REQUIRED ACTION - Each record must be written out again exactly. Skip any picture it contains.
-------- DATA PROVIDED --------
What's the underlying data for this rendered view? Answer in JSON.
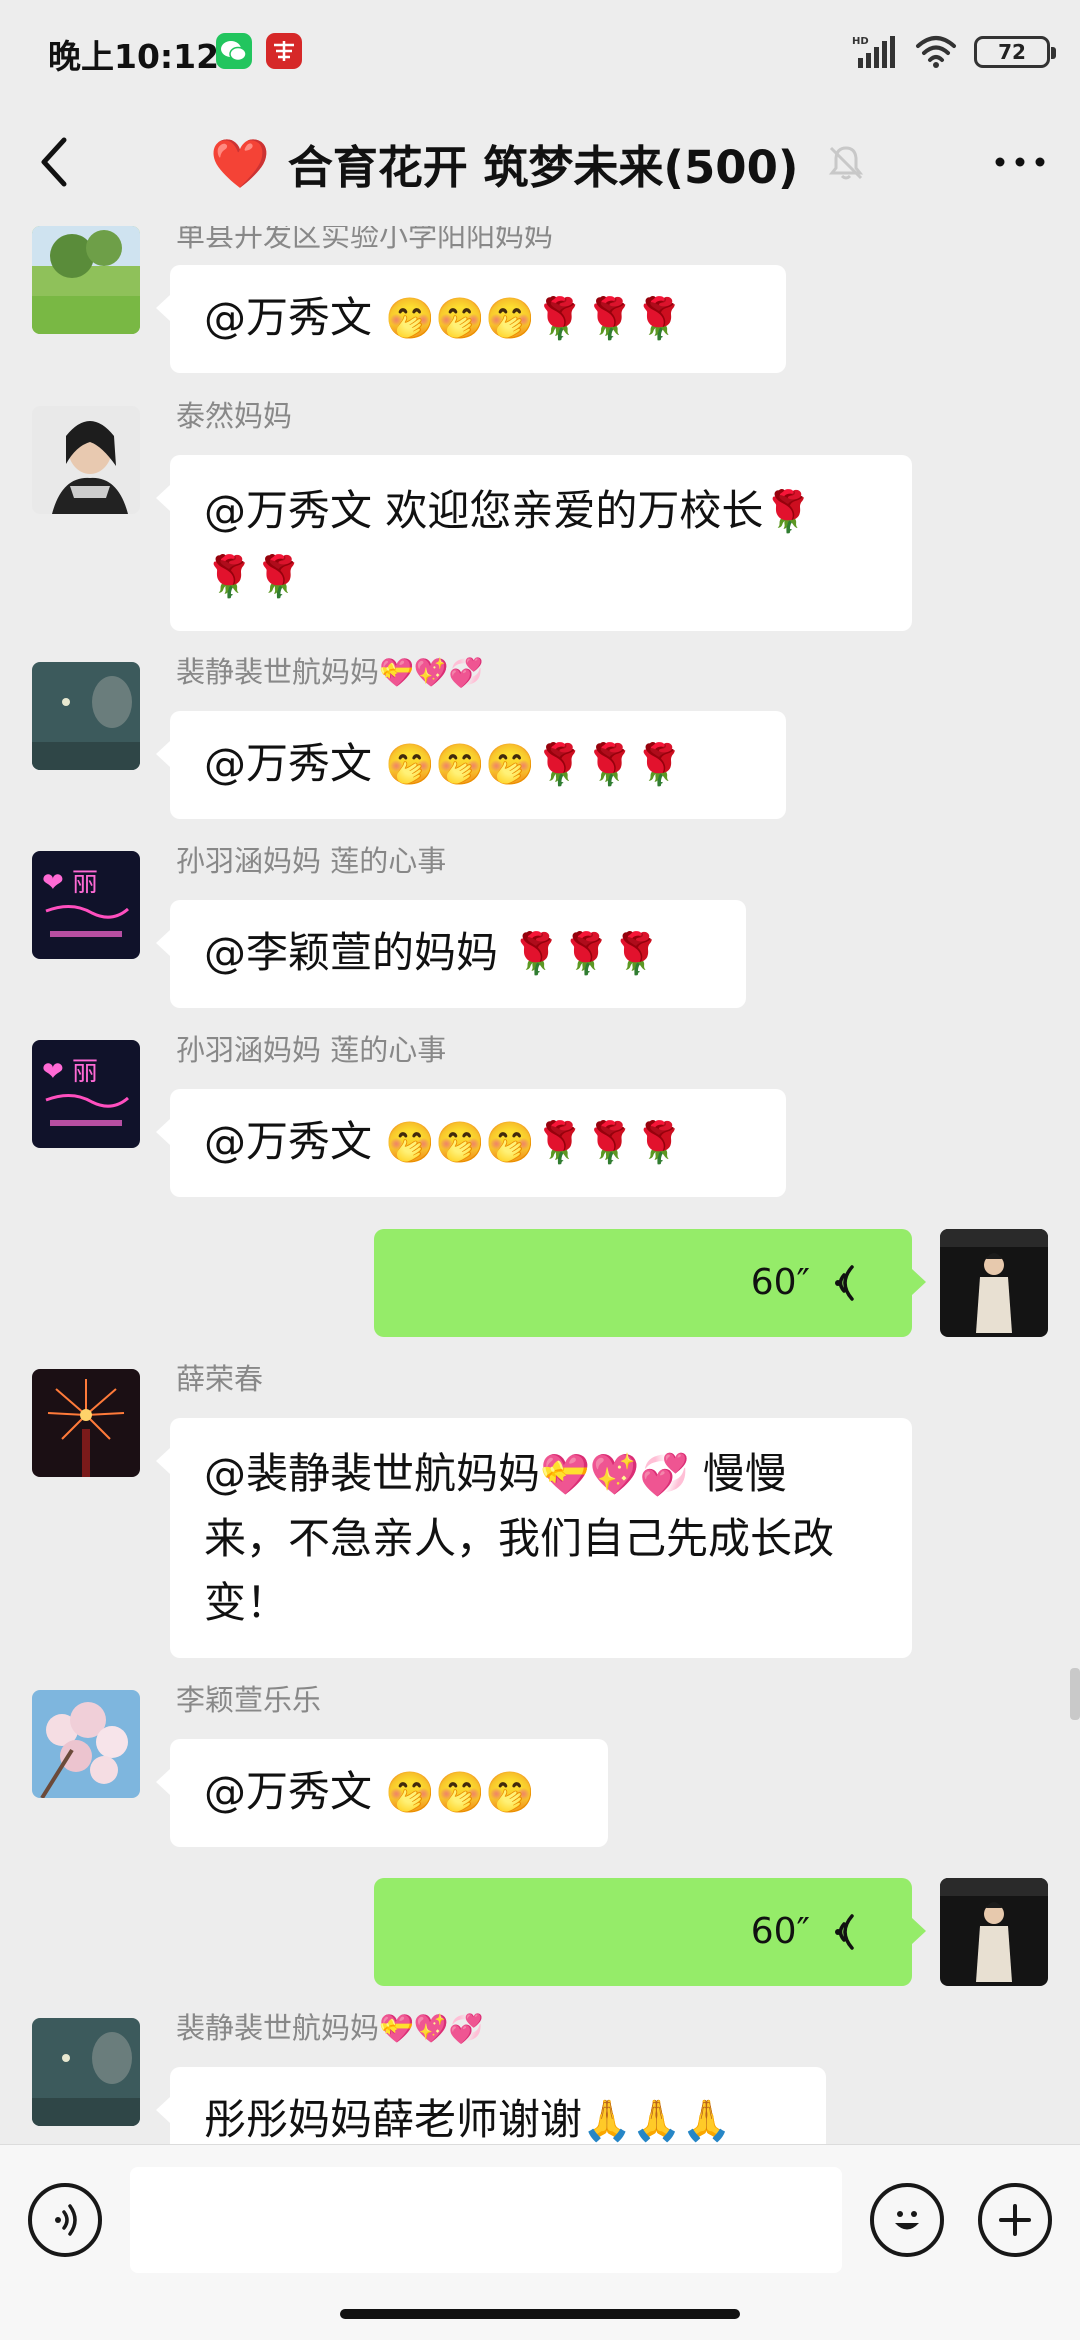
{
  "status_bar": {
    "time": "晚上10:12",
    "network": "HD",
    "battery": "72"
  },
  "header": {
    "back_label": "back",
    "title_icon": "❤️",
    "title": "合育花开 筑梦未来(500)",
    "muted_icon": "bell-off-icon",
    "more_icon": "more-icon"
  },
  "messages": [
    {
      "sender": "单县开发区实验小学阳阳妈妈",
      "text_line1": "@万秀文 ",
      "emoji_line1": "🤭🤭🤭🌹🌹🌹"
    },
    {
      "sender": "泰然妈妈",
      "text_line1": "@万秀文 欢迎您亲爱的万校长",
      "emoji_line1": "🌹",
      "emoji_line2": "🌹🌹"
    },
    {
      "sender": "裴静裴世航妈妈",
      "sender_emoji": "💝💖💞",
      "text_line1": "@万秀文 ",
      "emoji_line1": "🤭🤭🤭🌹🌹🌹"
    },
    {
      "sender": "孙羽涵妈妈  莲的心事",
      "text_line1": "@李颖萱的妈妈 ",
      "emoji_line1": "🌹🌹🌹"
    },
    {
      "sender": "孙羽涵妈妈  莲的心事",
      "text_line1": "@万秀文 ",
      "emoji_line1": "🤭🤭🤭🌹🌹🌹"
    },
    {
      "self": true,
      "voice_length": "60″"
    },
    {
      "sender": "薛荣春",
      "text_line1": "@裴静裴世航妈妈",
      "emoji_line1": "💝💖💞",
      "text_line1b": " 慢慢",
      "text_line2": "来，不急亲人，我们自己先成长改",
      "text_line3": "变！"
    },
    {
      "sender": "李颖萱乐乐",
      "text_line1": "@万秀文 ",
      "emoji_line1": "🤭🤭🤭"
    },
    {
      "self": true,
      "voice_length": "60″"
    },
    {
      "sender": "裴静裴世航妈妈",
      "sender_emoji": "💝💖💞",
      "text_line1": "彤彤妈妈薛老师谢谢",
      "emoji_line1": "🙏🙏🙏"
    }
  ],
  "input": {
    "value": "",
    "placeholder": ""
  }
}
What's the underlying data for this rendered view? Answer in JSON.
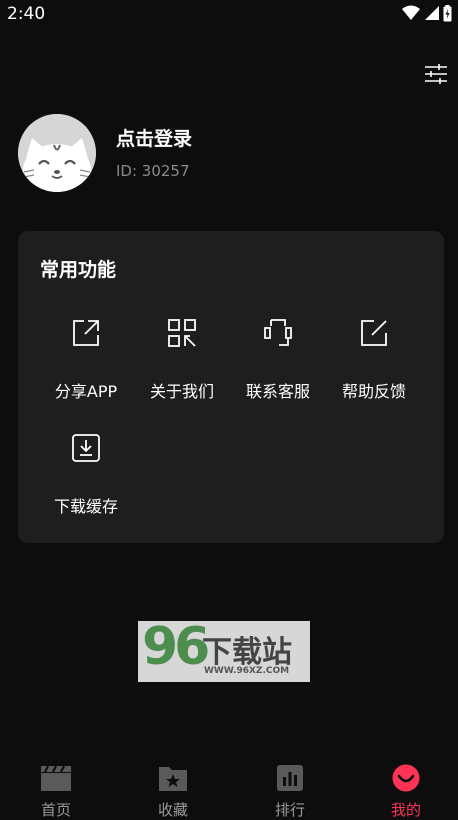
{
  "status_bar": {
    "time": "2:40"
  },
  "profile": {
    "login_label": "点击登录",
    "user_id": "ID: 30257"
  },
  "common_functions": {
    "title": "常用功能",
    "items": [
      {
        "label": "分享APP",
        "icon": "share-icon"
      },
      {
        "label": "关于我们",
        "icon": "qr-code-icon"
      },
      {
        "label": "联系客服",
        "icon": "headset-icon"
      },
      {
        "label": "帮助反馈",
        "icon": "edit-icon"
      },
      {
        "label": "下载缓存",
        "icon": "download-icon"
      }
    ]
  },
  "watermark": {
    "digits": "96",
    "brand": "下载站",
    "url": "WWW.96XZ.COM"
  },
  "tab_bar": {
    "items": [
      {
        "label": "首页",
        "icon": "clapperboard-icon"
      },
      {
        "label": "收藏",
        "icon": "star-folder-icon"
      },
      {
        "label": "排行",
        "icon": "bar-chart-icon"
      },
      {
        "label": "我的",
        "icon": "smile-icon",
        "active": true
      }
    ]
  },
  "colors": {
    "background": "#0d0d0d",
    "card": "#1e1e1e",
    "accent": "#ff3355",
    "secondary_text": "#8a8a8a"
  }
}
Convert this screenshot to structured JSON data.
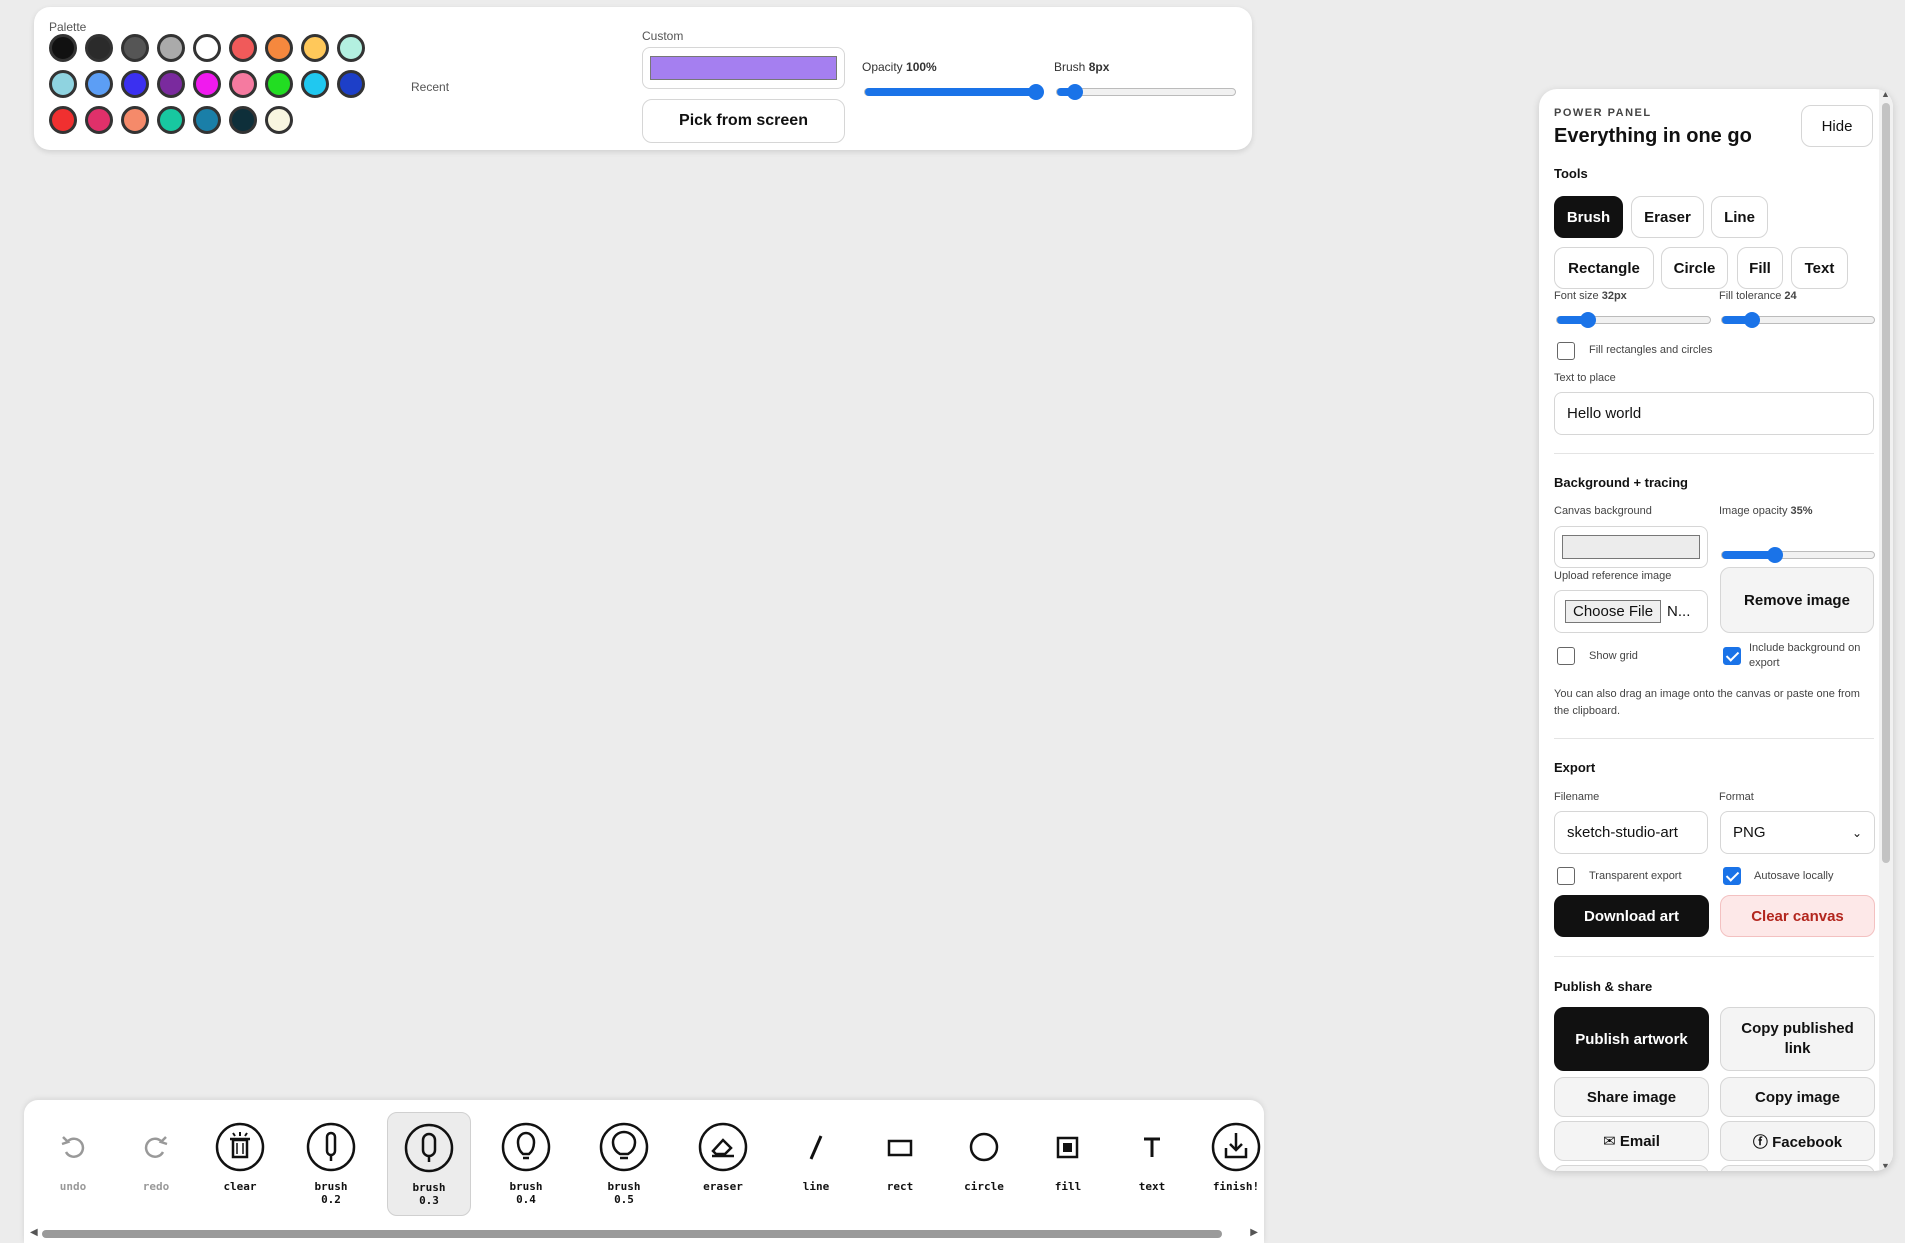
{
  "palette": {
    "label": "Palette",
    "rows": [
      [
        "#111111",
        "#2b2b2b",
        "#555555",
        "#aaaaaa",
        "#ffffff",
        "#f05a5a",
        "#f5883e",
        "#ffc85a",
        "#b3f0e0"
      ],
      [
        "#8fd3e0",
        "#5c9ef5",
        "#3b30f0",
        "#7a2a9e",
        "#f01aee",
        "#f57aa0",
        "#22dd22",
        "#20c8f0",
        "#1d3fc8"
      ],
      [
        "#f03030",
        "#e0306a",
        "#f58a6a",
        "#18c8a0",
        "#1a7fa8",
        "#0e2f3a",
        "#f8f6e0"
      ]
    ],
    "recent_label": "Recent",
    "custom_label": "Custom",
    "custom_color": "#a57ff0",
    "pick_from_screen": "Pick from screen",
    "opacity_label": "Opacity",
    "opacity_value": "100%",
    "opacity_fraction": 1.0,
    "brush_label": "Brush",
    "brush_value": "8px",
    "brush_fraction": 0.1
  },
  "panel": {
    "kicker": "POWER PANEL",
    "title": "Everything in one go",
    "hide": "Hide",
    "tools_title": "Tools",
    "tools": [
      "Brush",
      "Eraser",
      "Line",
      "Rectangle",
      "Circle",
      "Fill",
      "Text"
    ],
    "active_tool": "Brush",
    "font_size_label": "Font size",
    "font_size_value": "32px",
    "font_size_fraction": 0.2,
    "fill_tol_label": "Fill tolerance",
    "fill_tol_value": "24",
    "fill_tol_fraction": 0.2,
    "fill_shapes": "Fill rectangles and circles",
    "text_to_place_label": "Text to place",
    "text_to_place_value": "Hello world",
    "bg_title": "Background + tracing",
    "canvas_bg_label": "Canvas background",
    "canvas_bg_color": "#ececec",
    "image_opacity_label": "Image opacity",
    "image_opacity_value": "35%",
    "image_opacity_fraction": 0.35,
    "upload_label": "Upload reference image",
    "choose_file": "Choose File",
    "file_status": "N...",
    "remove_image": "Remove image",
    "show_grid": "Show grid",
    "include_bg": "Include background on export",
    "drag_hint": "You can also drag an image onto the canvas or paste one from the clipboard.",
    "export_title": "Export",
    "filename_label": "Filename",
    "filename_value": "sketch-studio-art",
    "format_label": "Format",
    "format_value": "PNG",
    "transparent_export": "Transparent export",
    "autosave": "Autosave locally",
    "download": "Download art",
    "clear_canvas": "Clear canvas",
    "publish_title": "Publish & share",
    "publish": "Publish artwork",
    "copy_link": "Copy published link",
    "share_image": "Share image",
    "copy_image": "Copy image",
    "email": "✉ Email",
    "facebook": "ⓕ Facebook"
  },
  "toolbar": {
    "undo": "undo",
    "redo": "redo",
    "clear": "clear",
    "brush02": "brush\n0.2",
    "brush03": "brush\n0.3",
    "brush04": "brush\n0.4",
    "brush05": "brush\n0.5",
    "eraser": "eraser",
    "line": "line",
    "rect": "rect",
    "circle": "circle",
    "fill": "fill",
    "text": "text",
    "finish": "finish!"
  }
}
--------
YOUR SOLUTION -
What's the underlying data for this rendered view? Answer in JSON.
{
  "status_bar": {
    "time": "晚上10:12",
    "network": "HD",
    "battery": "72"
  },
  "header": {
    "back_label": "back",
    "title_icon": "❤️",
    "title": "合育花开 筑梦未来(500)",
    "muted_icon": "bell-off-icon",
    "more_icon": "more-icon"
  },
  "messages": [
    {
      "sender": "单县开发区实验小学阳阳妈妈",
      "text_line1": "@万秀文 ",
      "emoji_line1": "🤭🤭🤭🌹🌹🌹"
    },
    {
      "sender": "泰然妈妈",
      "text_line1": "@万秀文 欢迎您亲爱的万校长",
      "emoji_line1": "🌹",
      "emoji_line2": "🌹🌹"
    },
    {
      "sender": "裴静裴世航妈妈",
      "sender_emoji": "💝💖💞",
      "text_line1": "@万秀文 ",
      "emoji_line1": "🤭🤭🤭🌹🌹🌹"
    },
    {
      "sender": "孙羽涵妈妈  莲的心事",
      "text_line1": "@李颖萱的妈妈 ",
      "emoji_line1": "🌹🌹🌹"
    },
    {
      "sender": "孙羽涵妈妈  莲的心事",
      "text_line1": "@万秀文 ",
      "emoji_line1": "🤭🤭🤭🌹🌹🌹"
    },
    {
      "self": true,
      "voice_length": "60″"
    },
    {
      "sender": "薛荣春",
      "text_line1": "@裴静裴世航妈妈",
      "emoji_line1": "💝💖💞",
      "text_line1b": " 慢慢",
      "text_line2": "来，不急亲人，我们自己先成长改",
      "text_line3": "变！"
    },
    {
      "sender": "李颖萱乐乐",
      "text_line1": "@万秀文 ",
      "emoji_line1": "🤭🤭🤭"
    },
    {
      "self": true,
      "voice_length": "60″"
    },
    {
      "sender": "裴静裴世航妈妈",
      "sender_emoji": "💝💖💞",
      "text_line1": "彤彤妈妈薛老师谢谢",
      "emoji_line1": "🙏🙏🙏"
    }
  ],
  "input": {
    "value": "",
    "placeholder": ""
  }
}
What's the underlying data for this rendered view? Answer in JSON.
{
  "status_bar": {
    "time": "2:40"
  },
  "profile": {
    "login_label": "点击登录",
    "user_id": "ID: 30257"
  },
  "common_functions": {
    "title": "常用功能",
    "items": [
      {
        "label": "分享APP",
        "icon": "share-icon"
      },
      {
        "label": "关于我们",
        "icon": "qr-code-icon"
      },
      {
        "label": "联系客服",
        "icon": "headset-icon"
      },
      {
        "label": "帮助反馈",
        "icon": "edit-icon"
      },
      {
        "label": "下载缓存",
        "icon": "download-icon"
      }
    ]
  },
  "watermark": {
    "digits": "96",
    "brand": "下载站",
    "url": "WWW.96XZ.COM"
  },
  "tab_bar": {
    "items": [
      {
        "label": "首页",
        "icon": "clapperboard-icon"
      },
      {
        "label": "收藏",
        "icon": "star-folder-icon"
      },
      {
        "label": "排行",
        "icon": "bar-chart-icon"
      },
      {
        "label": "我的",
        "icon": "smile-icon",
        "active": true
      }
    ]
  },
  "colors": {
    "background": "#0d0d0d",
    "card": "#1e1e1e",
    "accent": "#ff3355",
    "secondary_text": "#8a8a8a"
  }
}
Convert this screenshot to structured JSON data.
{
  "palette": {
    "label": "Palette",
    "rows": [
      [
        "#111111",
        "#2b2b2b",
        "#555555",
        "#aaaaaa",
        "#ffffff",
        "#f05a5a",
        "#f5883e",
        "#ffc85a",
        "#b3f0e0"
      ],
      [
        "#8fd3e0",
        "#5c9ef5",
        "#3b30f0",
        "#7a2a9e",
        "#f01aee",
        "#f57aa0",
        "#22dd22",
        "#20c8f0",
        "#1d3fc8"
      ],
      [
        "#f03030",
        "#e0306a",
        "#f58a6a",
        "#18c8a0",
        "#1a7fa8",
        "#0e2f3a",
        "#f8f6e0"
      ]
    ],
    "recent_label": "Recent",
    "custom_label": "Custom",
    "custom_color": "#a57ff0",
    "pick_from_screen": "Pick from screen",
    "opacity_label": "Opacity",
    "opacity_value": "100%",
    "opacity_fraction": 1.0,
    "brush_label": "Brush",
    "brush_value": "8px",
    "brush_fraction": 0.1
  },
  "panel": {
    "kicker": "POWER PANEL",
    "title": "Everything in one go",
    "hide": "Hide",
    "tools_title": "Tools",
    "tools": [
      "Brush",
      "Eraser",
      "Line",
      "Rectangle",
      "Circle",
      "Fill",
      "Text"
    ],
    "active_tool": "Brush",
    "font_size_label": "Font size",
    "font_size_value": "32px",
    "font_size_fraction": 0.2,
    "fill_tol_label": "Fill tolerance",
    "fill_tol_value": "24",
    "fill_tol_fraction": 0.2,
    "fill_shapes": "Fill rectangles and circles",
    "text_to_place_label": "Text to place",
    "text_to_place_value": "Hello world",
    "bg_title": "Background + tracing",
    "canvas_bg_label": "Canvas background",
    "canvas_bg_color": "#ececec",
    "image_opacity_label": "Image opacity",
    "image_opacity_value": "35%",
    "image_opacity_fraction": 0.35,
    "upload_label": "Upload reference image",
    "choose_file": "Choose File",
    "file_status": "N...",
    "remove_image": "Remove image",
    "show_grid": "Show grid",
    "include_bg": "Include background on export",
    "drag_hint": "You can also drag an image onto the canvas or paste one from the clipboard.",
    "export_title": "Export",
    "filename_label": "Filename",
    "filename_value": "sketch-studio-art",
    "format_label": "Format",
    "format_value": "PNG",
    "transparent_export": "Transparent export",
    "autosave": "Autosave locally",
    "download": "Download art",
    "clear_canvas": "Clear canvas",
    "publish_title": "Publish & share",
    "publish": "Publish artwork",
    "copy_link": "Copy published link",
    "share_image": "Share image",
    "copy_image": "Copy image",
    "email": "✉ Email",
    "facebook": "ⓕ Facebook"
  },
  "toolbar": {
    "undo": "undo",
    "redo": "redo",
    "clear": "clear",
    "brush02": "brush\n0.2",
    "brush03": "brush\n0.3",
    "brush04": "brush\n0.4",
    "brush05": "brush\n0.5",
    "eraser": "eraser",
    "line": "line",
    "rect": "rect",
    "circle": "circle",
    "fill": "fill",
    "text": "text",
    "finish": "finish!"
  }
}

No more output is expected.